All lines of the following material must be written out exactly as they appear.
[[ WORKING DATA, beginning ]]
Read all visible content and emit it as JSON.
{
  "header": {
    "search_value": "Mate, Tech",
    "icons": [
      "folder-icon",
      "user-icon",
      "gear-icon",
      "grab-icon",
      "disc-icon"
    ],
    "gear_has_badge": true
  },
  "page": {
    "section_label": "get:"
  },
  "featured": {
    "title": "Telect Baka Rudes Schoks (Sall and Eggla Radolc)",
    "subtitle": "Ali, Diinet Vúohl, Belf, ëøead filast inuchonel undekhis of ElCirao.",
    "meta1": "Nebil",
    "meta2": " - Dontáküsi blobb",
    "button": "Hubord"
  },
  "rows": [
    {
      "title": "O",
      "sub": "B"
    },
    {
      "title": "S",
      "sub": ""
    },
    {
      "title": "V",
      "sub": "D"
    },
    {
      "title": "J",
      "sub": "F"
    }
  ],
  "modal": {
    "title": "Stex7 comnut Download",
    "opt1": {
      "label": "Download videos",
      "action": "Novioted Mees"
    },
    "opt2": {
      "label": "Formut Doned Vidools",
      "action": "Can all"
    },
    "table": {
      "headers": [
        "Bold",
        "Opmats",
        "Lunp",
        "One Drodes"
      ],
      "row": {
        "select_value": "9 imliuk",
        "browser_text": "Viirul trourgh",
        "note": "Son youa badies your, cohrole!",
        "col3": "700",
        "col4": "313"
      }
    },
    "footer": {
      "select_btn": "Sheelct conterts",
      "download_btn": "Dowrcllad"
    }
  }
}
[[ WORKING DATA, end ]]
## YOUR RESPONSE
Read all visible content and emit it as JSON.
{
  "header": {
    "search_value": "Mate, Tech",
    "icons": [
      "folder-icon",
      "user-icon",
      "gear-icon",
      "grab-icon",
      "disc-icon"
    ],
    "gear_has_badge": true
  },
  "page": {
    "section_label": "get:"
  },
  "featured": {
    "title": "Telect Baka Rudes Schoks (Sall and Eggla Radolc)",
    "subtitle": "Ali, Diinet Vúohl, Belf, ëøead filast inuchonel undekhis of ElCirao.",
    "meta1": "Nebil",
    "meta2": " - Dontáküsi blobb",
    "button": "Hubord"
  },
  "rows": [
    {
      "title": "O",
      "sub": "B"
    },
    {
      "title": "S",
      "sub": ""
    },
    {
      "title": "V",
      "sub": "D"
    },
    {
      "title": "J",
      "sub": "F"
    }
  ],
  "modal": {
    "title": "Stex7 comnut Download",
    "opt1": {
      "label": "Download videos",
      "action": "Novioted Mees"
    },
    "opt2": {
      "label": "Formut Doned Vidools",
      "action": "Can all"
    },
    "table": {
      "headers": [
        "Bold",
        "Opmats",
        "Lunp",
        "One Drodes"
      ],
      "row": {
        "select_value": "9 imliuk",
        "browser_text": "Viirul trourgh",
        "note": "Son youa badies your, cohrole!",
        "col3": "700",
        "col4": "313"
      }
    },
    "footer": {
      "select_btn": "Sheelct conterts",
      "download_btn": "Dowrcllad"
    }
  }
}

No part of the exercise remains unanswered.